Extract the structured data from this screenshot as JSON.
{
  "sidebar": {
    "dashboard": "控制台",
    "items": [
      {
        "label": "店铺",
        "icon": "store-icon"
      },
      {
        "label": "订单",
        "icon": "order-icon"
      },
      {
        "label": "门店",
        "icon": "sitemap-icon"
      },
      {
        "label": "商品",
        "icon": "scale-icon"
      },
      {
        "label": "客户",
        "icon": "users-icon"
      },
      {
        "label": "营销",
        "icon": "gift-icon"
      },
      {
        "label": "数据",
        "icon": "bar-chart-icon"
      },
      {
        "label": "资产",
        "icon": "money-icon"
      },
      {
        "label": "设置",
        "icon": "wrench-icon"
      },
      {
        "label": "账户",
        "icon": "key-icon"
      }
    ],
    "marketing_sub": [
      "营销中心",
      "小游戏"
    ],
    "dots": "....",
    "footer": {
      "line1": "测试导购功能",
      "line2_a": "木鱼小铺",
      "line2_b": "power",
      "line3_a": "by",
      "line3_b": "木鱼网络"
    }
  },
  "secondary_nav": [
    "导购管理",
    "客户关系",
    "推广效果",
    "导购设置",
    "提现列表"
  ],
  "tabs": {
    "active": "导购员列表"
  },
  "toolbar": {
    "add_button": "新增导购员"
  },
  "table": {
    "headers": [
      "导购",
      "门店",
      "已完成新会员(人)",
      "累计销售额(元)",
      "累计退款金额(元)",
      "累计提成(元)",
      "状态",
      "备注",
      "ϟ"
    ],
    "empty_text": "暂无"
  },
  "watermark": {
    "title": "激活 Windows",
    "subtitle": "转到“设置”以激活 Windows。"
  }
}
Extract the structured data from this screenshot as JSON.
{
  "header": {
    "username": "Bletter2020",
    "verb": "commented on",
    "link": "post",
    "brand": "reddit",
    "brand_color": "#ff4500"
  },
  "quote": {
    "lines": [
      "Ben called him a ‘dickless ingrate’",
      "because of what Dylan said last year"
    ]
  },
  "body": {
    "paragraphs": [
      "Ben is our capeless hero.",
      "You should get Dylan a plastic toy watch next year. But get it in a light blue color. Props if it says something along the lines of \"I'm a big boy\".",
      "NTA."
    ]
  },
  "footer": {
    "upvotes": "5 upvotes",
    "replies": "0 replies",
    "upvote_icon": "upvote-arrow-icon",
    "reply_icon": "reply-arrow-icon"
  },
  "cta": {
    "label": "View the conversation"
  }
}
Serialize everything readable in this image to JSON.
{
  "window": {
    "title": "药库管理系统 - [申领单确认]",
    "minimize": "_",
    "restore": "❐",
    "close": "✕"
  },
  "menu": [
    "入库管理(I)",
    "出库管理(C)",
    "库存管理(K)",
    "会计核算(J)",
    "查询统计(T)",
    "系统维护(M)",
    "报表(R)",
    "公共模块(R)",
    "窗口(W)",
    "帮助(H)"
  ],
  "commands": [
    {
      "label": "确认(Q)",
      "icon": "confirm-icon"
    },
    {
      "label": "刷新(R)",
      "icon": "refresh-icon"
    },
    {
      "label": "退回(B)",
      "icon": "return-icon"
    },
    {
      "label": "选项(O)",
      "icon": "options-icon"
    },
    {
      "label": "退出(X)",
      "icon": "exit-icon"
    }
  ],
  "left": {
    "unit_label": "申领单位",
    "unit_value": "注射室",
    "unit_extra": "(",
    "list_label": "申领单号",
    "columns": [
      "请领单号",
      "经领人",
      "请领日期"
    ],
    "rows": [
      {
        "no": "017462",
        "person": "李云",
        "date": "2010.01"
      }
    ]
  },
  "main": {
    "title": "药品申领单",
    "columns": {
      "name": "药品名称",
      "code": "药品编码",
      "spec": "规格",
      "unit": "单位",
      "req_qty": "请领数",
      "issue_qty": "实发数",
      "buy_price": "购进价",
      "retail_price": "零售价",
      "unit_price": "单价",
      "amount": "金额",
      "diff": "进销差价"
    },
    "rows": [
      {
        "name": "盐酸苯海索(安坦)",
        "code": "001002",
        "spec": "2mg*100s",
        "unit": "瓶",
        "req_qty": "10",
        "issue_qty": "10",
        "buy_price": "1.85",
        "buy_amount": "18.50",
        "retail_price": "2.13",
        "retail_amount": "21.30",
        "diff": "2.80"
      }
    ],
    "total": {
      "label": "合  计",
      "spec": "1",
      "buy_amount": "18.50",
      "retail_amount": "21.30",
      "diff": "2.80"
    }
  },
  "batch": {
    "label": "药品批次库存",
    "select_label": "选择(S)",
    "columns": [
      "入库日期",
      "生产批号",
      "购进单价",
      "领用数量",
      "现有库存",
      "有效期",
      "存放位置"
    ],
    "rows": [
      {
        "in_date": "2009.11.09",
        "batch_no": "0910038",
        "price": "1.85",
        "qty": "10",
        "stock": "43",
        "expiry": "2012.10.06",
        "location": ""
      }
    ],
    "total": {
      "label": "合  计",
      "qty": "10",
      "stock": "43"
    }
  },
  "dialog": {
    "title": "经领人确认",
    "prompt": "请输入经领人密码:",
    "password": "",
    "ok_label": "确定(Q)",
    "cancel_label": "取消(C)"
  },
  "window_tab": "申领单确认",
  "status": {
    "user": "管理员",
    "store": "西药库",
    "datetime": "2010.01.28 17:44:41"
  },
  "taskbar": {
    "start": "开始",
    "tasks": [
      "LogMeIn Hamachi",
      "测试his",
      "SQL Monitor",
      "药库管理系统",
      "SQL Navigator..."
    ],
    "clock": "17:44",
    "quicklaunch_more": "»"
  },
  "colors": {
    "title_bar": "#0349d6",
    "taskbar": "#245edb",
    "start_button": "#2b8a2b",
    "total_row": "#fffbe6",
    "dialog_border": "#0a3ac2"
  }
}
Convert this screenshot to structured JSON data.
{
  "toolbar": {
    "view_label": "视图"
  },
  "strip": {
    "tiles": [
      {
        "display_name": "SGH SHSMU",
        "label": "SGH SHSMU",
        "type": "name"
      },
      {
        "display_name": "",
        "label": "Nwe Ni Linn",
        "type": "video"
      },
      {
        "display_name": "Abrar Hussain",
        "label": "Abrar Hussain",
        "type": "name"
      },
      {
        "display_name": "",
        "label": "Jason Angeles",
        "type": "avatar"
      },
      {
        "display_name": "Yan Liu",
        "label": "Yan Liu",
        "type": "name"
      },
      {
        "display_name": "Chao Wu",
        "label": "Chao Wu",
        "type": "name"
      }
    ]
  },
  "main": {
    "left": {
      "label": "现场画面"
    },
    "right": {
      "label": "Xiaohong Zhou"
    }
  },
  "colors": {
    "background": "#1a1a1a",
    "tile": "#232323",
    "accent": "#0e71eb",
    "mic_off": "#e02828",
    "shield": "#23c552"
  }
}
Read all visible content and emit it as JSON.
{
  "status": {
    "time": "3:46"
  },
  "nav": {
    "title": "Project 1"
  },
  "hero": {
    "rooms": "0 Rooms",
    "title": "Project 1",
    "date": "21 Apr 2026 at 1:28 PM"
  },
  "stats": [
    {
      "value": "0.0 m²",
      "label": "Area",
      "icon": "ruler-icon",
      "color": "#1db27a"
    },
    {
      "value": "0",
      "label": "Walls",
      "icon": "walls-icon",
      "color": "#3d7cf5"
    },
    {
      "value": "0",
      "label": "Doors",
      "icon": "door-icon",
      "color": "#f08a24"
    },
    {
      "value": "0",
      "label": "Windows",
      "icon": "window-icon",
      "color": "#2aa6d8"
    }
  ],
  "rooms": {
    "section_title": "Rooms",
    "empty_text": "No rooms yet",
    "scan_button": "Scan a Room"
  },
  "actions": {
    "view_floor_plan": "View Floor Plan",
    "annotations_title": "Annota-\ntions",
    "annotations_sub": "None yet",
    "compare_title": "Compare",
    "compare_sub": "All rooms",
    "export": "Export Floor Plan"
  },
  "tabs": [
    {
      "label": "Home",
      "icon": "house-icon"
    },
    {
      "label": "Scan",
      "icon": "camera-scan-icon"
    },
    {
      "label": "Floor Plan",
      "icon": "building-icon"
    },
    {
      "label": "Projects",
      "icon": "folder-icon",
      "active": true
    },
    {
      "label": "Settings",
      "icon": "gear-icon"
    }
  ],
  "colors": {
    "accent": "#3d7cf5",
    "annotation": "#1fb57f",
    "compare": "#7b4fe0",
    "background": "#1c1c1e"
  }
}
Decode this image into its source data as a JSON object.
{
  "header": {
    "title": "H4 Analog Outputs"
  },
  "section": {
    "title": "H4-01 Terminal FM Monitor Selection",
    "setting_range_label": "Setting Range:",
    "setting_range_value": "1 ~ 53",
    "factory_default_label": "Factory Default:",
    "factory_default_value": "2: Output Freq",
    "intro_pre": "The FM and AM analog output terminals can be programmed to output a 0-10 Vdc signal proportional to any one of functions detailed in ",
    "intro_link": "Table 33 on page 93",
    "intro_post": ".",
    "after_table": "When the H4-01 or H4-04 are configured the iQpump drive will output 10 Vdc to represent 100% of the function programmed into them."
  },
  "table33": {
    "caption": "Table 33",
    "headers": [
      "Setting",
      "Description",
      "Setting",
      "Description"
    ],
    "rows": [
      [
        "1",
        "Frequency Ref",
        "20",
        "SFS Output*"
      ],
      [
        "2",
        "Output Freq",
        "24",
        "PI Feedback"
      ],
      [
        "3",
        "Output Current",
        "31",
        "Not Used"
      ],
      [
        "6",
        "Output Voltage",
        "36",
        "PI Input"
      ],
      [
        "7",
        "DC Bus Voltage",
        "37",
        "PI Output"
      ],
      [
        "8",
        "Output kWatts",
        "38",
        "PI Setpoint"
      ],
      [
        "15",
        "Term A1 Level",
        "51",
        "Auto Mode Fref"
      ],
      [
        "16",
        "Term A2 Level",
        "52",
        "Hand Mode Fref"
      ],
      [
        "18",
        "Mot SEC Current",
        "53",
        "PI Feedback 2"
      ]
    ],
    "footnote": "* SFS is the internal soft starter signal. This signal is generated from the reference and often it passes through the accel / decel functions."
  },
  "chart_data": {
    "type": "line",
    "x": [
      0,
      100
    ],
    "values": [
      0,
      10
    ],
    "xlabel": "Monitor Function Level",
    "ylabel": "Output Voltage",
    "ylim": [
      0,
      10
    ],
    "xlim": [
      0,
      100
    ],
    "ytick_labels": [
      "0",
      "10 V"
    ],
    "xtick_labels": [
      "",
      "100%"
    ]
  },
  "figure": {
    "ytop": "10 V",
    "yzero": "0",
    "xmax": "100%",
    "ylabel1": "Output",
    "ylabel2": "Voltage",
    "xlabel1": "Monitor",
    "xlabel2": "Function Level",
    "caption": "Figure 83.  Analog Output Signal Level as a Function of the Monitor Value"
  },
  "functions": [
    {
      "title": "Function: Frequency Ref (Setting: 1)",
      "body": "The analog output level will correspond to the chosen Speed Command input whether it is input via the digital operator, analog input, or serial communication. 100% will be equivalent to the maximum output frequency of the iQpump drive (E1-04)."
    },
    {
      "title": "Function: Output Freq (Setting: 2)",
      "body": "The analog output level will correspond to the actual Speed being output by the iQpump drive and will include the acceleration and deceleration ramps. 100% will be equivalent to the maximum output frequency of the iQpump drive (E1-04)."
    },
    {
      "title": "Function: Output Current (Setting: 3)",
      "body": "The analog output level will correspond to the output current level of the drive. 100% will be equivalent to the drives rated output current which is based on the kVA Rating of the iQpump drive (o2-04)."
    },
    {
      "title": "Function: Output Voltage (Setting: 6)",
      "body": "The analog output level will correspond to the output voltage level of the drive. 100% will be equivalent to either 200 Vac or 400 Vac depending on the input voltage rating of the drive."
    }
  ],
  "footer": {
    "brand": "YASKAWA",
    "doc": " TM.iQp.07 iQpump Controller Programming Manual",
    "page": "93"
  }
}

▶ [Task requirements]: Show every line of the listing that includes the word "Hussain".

▶ [Answer to the problem]:
        "display_name": "Abrar Hussain",
        "label": "Abrar Hussain",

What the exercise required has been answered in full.